Write out the entries exactly, leaving out every picture.

Dataset excerpts
>>>

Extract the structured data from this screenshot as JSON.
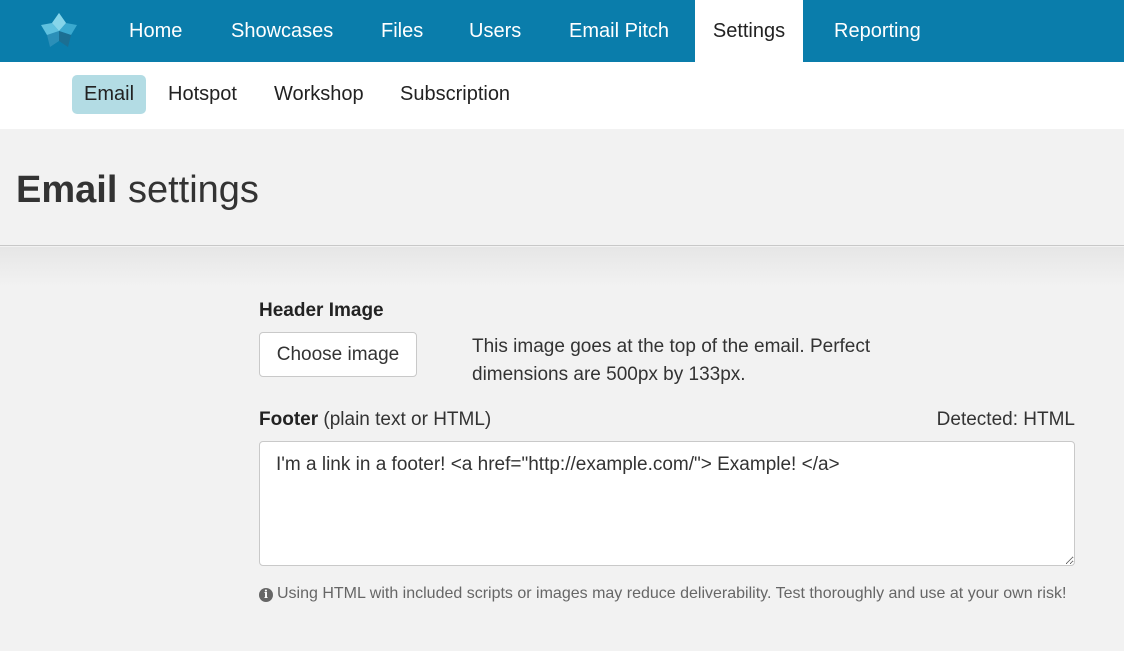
{
  "topnav": {
    "items": [
      {
        "label": "Home"
      },
      {
        "label": "Showcases"
      },
      {
        "label": "Files"
      },
      {
        "label": "Users"
      },
      {
        "label": "Email Pitch"
      },
      {
        "label": "Settings",
        "active": true
      },
      {
        "label": "Reporting"
      }
    ]
  },
  "subnav": {
    "items": [
      {
        "label": "Email",
        "active": true
      },
      {
        "label": "Hotspot"
      },
      {
        "label": "Workshop"
      },
      {
        "label": "Subscription"
      }
    ]
  },
  "page": {
    "title_bold": "Email",
    "title_rest": "settings"
  },
  "header_image": {
    "label": "Header Image",
    "button": "Choose image",
    "hint": "This image goes at the top of the email. Perfect dimensions are 500px by 133px."
  },
  "footer": {
    "label_bold": "Footer",
    "label_rest": "(plain text or HTML)",
    "detected": "Detected: HTML",
    "value": "I'm a link in a footer! <a href=\"http://example.com/\"> Example! </a>",
    "warning": "Using HTML with included scripts or images may reduce deliverability. Test thoroughly and use at your own risk!"
  },
  "icons": {
    "logo": "app-logo",
    "info": "info-icon"
  },
  "colors": {
    "nav_bg": "#0a7dab",
    "active_subnav": "#b3dce4"
  }
}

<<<

#### [Task answer]
Extract the structured data from this screenshot as JSON.
{
  "topnav": {
    "items": [
      {
        "label": "Home"
      },
      {
        "label": "Showcases"
      },
      {
        "label": "Files"
      },
      {
        "label": "Users"
      },
      {
        "label": "Email Pitch"
      },
      {
        "label": "Settings",
        "active": true
      },
      {
        "label": "Reporting"
      }
    ]
  },
  "subnav": {
    "items": [
      {
        "label": "Email",
        "active": true
      },
      {
        "label": "Hotspot"
      },
      {
        "label": "Workshop"
      },
      {
        "label": "Subscription"
      }
    ]
  },
  "page": {
    "title_bold": "Email",
    "title_rest": "settings"
  },
  "header_image": {
    "label": "Header Image",
    "button": "Choose image",
    "hint": "This image goes at the top of the email. Perfect dimensions are 500px by 133px."
  },
  "footer": {
    "label_bold": "Footer",
    "label_rest": "(plain text or HTML)",
    "detected": "Detected: HTML",
    "value": "I'm a link in a footer! <a href=\"http://example.com/\"> Example! </a>",
    "warning": "Using HTML with included scripts or images may reduce deliverability. Test thoroughly and use at your own risk!"
  },
  "icons": {
    "logo": "app-logo",
    "info": "info-icon"
  },
  "colors": {
    "nav_bg": "#0a7dab",
    "active_subnav": "#b3dce4"
  }
}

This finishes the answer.